[YOUR INSTRUCTIONS]
Please reproduce the entries exactly as they appear below, but not the pictures.

[DATA RECORDS]
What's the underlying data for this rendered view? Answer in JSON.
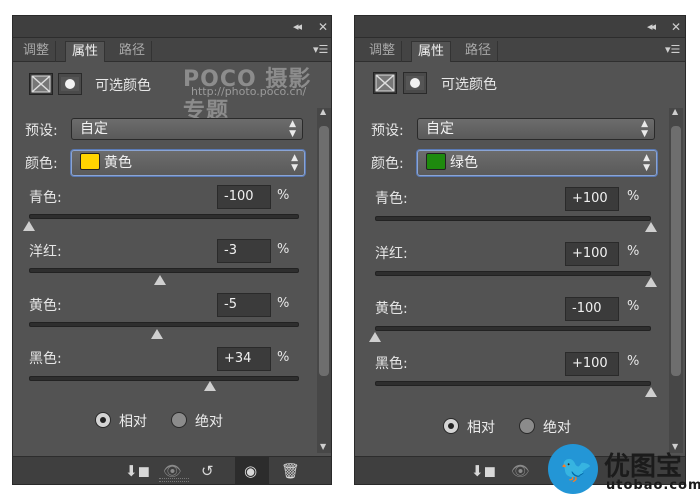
{
  "left": {
    "tabs": [
      "调整",
      "属性",
      "路径"
    ],
    "title": "可选颜色",
    "watermark": {
      "brand": "POCO 摄影专题",
      "url": "http://photo.poco.cn/"
    },
    "preset_label": "预设:",
    "preset_value": "自定",
    "color_label": "颜色:",
    "color_value": "黄色",
    "color_swatch": "#ffd400",
    "sliders": [
      {
        "label": "青色:",
        "value": "-100",
        "level_percent": -100
      },
      {
        "label": "洋红:",
        "value": "-3",
        "level_percent": -3
      },
      {
        "label": "黄色:",
        "value": "-5",
        "level_percent": -5
      },
      {
        "label": "黑色:",
        "value": "+34",
        "level_percent": 34
      }
    ],
    "percent_sign": "%",
    "radio_relative": "相对",
    "radio_absolute": "绝对"
  },
  "right": {
    "tabs": [
      "调整",
      "属性",
      "路径"
    ],
    "title": "可选颜色",
    "preset_label": "预设:",
    "preset_value": "自定",
    "color_label": "颜色:",
    "color_value": "绿色",
    "color_swatch": "#1e8a0e",
    "sliders": [
      {
        "label": "青色:",
        "value": "+100",
        "level_percent": 100
      },
      {
        "label": "洋红:",
        "value": "+100",
        "level_percent": 100
      },
      {
        "label": "黄色:",
        "value": "-100",
        "level_percent": -100
      },
      {
        "label": "黑色:",
        "value": "+100",
        "level_percent": 100
      }
    ],
    "percent_sign": "%",
    "radio_relative": "相对",
    "radio_absolute": "绝对"
  },
  "logo": {
    "name": "优图宝",
    "url": "utobao.com"
  },
  "icons": {
    "collapse": "double-chevron-icon",
    "close": "close-icon",
    "menu": "panel-menu-icon",
    "clip": "clip-to-layer-icon",
    "view_prev": "view-previous-icon",
    "reset": "reset-icon",
    "visibility": "eye-icon",
    "delete": "trash-icon"
  }
}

[RESPONSE AREA]
What's the underlying data for this rendered view? Answer in JSON.
{
  "left": {
    "tabs": [
      "调整",
      "属性",
      "路径"
    ],
    "title": "可选颜色",
    "watermark": {
      "brand": "POCO 摄影专题",
      "url": "http://photo.poco.cn/"
    },
    "preset_label": "预设:",
    "preset_value": "自定",
    "color_label": "颜色:",
    "color_value": "黄色",
    "color_swatch": "#ffd400",
    "sliders": [
      {
        "label": "青色:",
        "value": "-100",
        "level_percent": -100
      },
      {
        "label": "洋红:",
        "value": "-3",
        "level_percent": -3
      },
      {
        "label": "黄色:",
        "value": "-5",
        "level_percent": -5
      },
      {
        "label": "黑色:",
        "value": "+34",
        "level_percent": 34
      }
    ],
    "percent_sign": "%",
    "radio_relative": "相对",
    "radio_absolute": "绝对"
  },
  "right": {
    "tabs": [
      "调整",
      "属性",
      "路径"
    ],
    "title": "可选颜色",
    "preset_label": "预设:",
    "preset_value": "自定",
    "color_label": "颜色:",
    "color_value": "绿色",
    "color_swatch": "#1e8a0e",
    "sliders": [
      {
        "label": "青色:",
        "value": "+100",
        "level_percent": 100
      },
      {
        "label": "洋红:",
        "value": "+100",
        "level_percent": 100
      },
      {
        "label": "黄色:",
        "value": "-100",
        "level_percent": -100
      },
      {
        "label": "黑色:",
        "value": "+100",
        "level_percent": 100
      }
    ],
    "percent_sign": "%",
    "radio_relative": "相对",
    "radio_absolute": "绝对"
  },
  "logo": {
    "name": "优图宝",
    "url": "utobao.com"
  },
  "icons": {
    "collapse": "double-chevron-icon",
    "close": "close-icon",
    "menu": "panel-menu-icon",
    "clip": "clip-to-layer-icon",
    "view_prev": "view-previous-icon",
    "reset": "reset-icon",
    "visibility": "eye-icon",
    "delete": "trash-icon"
  }
}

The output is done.